Although the US Navy and Marines have a joint history – carrying out amphibious operations like those in WWII – their doctrine has drifted apart in the last few decades as Marines have been deployed on land much like the US Army. Even when they operate with the Navy, it is frequently for tasks such as intercepting ships in the Arabian Gulf and inspecting them.
That is okay in environments like the Middle East, but it will not work with a major power like Russia or China. Commandant of the Marine Corps, General David Berger outlined a new Marine doctrine, where the USMC will be able to operate against major powers in conjunction with the US Navy.
Captain Lance Lesher, commodore of Amphibious Squadron 8 told the US Naval Institute last week, “We’ve been anchored kind of to the Arabian Gulf for quite some time. Now, and with great power competition, the emphasis is that we are not limited to one specific area…What I’m getting from my bosses consistently is, we are worldwide deployable, and we need to do all those missions.”
This new type of doctrine was seen in an exercise of the USS Bataan Amphibious Ready Group and the 26th Marine Expeditionary Unit last week. It integrates the sailors and marines more like they were in previous decades like the Cold War era. Although they didn’t go into the specifics of the exercise, they touched on fighting in the Pacific in WWII, specifically Guadalcanal – a strong implication that the US is developing plans and capabilities to be able to invade and take the artificial islands China has built in the South China Sea.
One of the problems with this new doctrine is that conventional war with a major power like China requires larger numbers of soldiers, sailors, and marines.
The US military is much smaller than it was just a few years ago.

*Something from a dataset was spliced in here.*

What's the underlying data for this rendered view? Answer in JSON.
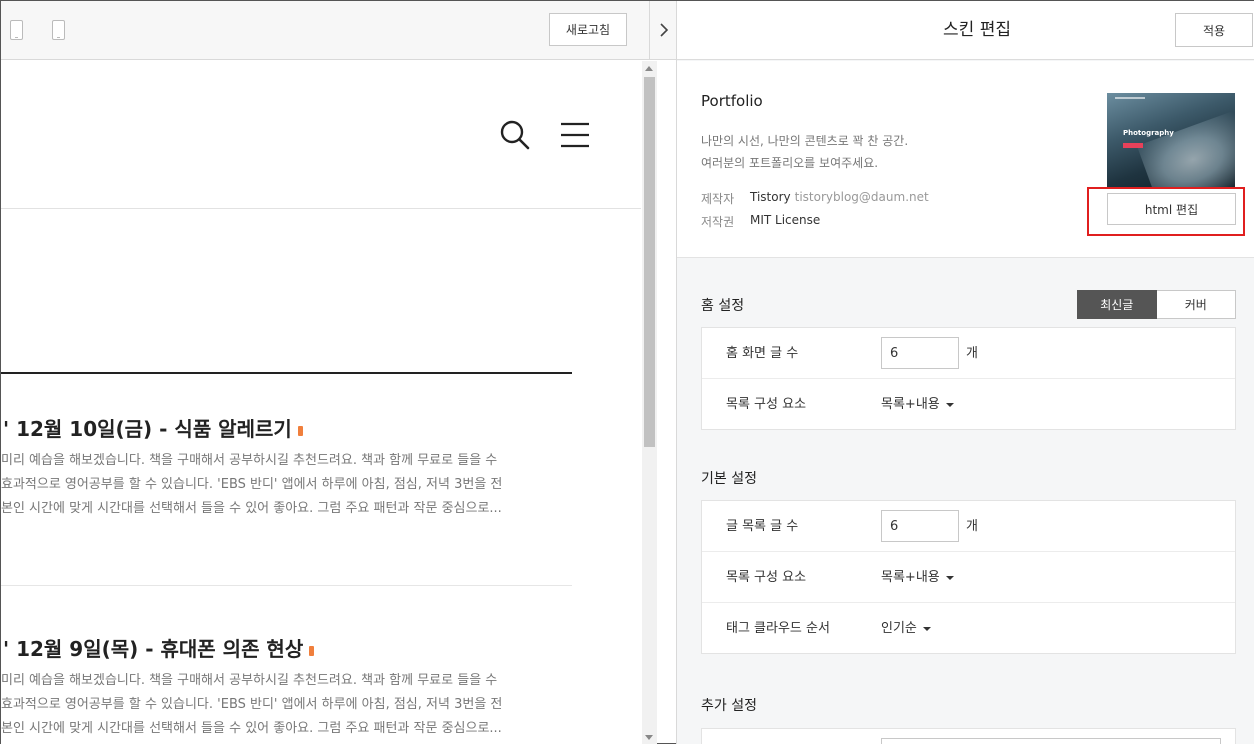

The American Army, which was once easy to enlist in during the Cold War, has become one of the most selective employers. Today, it is a highly professional force with a large Special Forces contingent and technical specialty.
About 75% of American youth are unqualified to be in the US military due to weight, health, educational deficiencies, or drug usage.
Unfortunately, major wars with major powers require larger militaries. Once the US military could rely upon a small professional military with the skills to operate high tech equipment. However, the once vaunted technological edge that the American military had over its opponents has been squandered. Russia and China have caught up with US technology and even surpassed it in some fields.
This manpower shortage has shown up in the new push to have sailors and marines work more closely together. The 26th MEU is training as firefighters in order to support Navy damage control teams onboard ships. In the past, naval personnel were able to fill all the damage control teams. However, as enlistments fail to meet quotas, the marines onboard are being used to fill the manpower holes.
Of course, keeping a ship afloat is also in the marines’ interest too.
The new national defense directive must be more than new tactical doctrine. It will require new and refurbished equipment and more manpower. During the Obama years, the focus was on increased numbers of highly trained Special Forces and light, inexpensive equipment.
But a few thousand Special Forces can’t compete with hundreds of thousands of Russian or Chinese troops. And, the mine resistant vehicles and Strykers in Afghanistan and Iran can’t even stop the bullets of Russian and Chinese heavy machine guns, much less their tanks.
The military will use “patches” in the short term. Expect “legacy” forces like the American main battle tank, the M-1 Abrams, to be refurbished and redeployed. Long range artillery and missiles will help keep enemy units at “arm’s length.”
Trump’s decision to redeploy US forces reflects a change in American defense strategy. Although some forces are being deployed to places like Saudi Arabia, these forces are not designed for combat in a South China Sea scenario.
The new focus is the South China Sea. While the Middle East is still in the minds of the American military, those forces that can make a difference will be looking to East Asia in the future.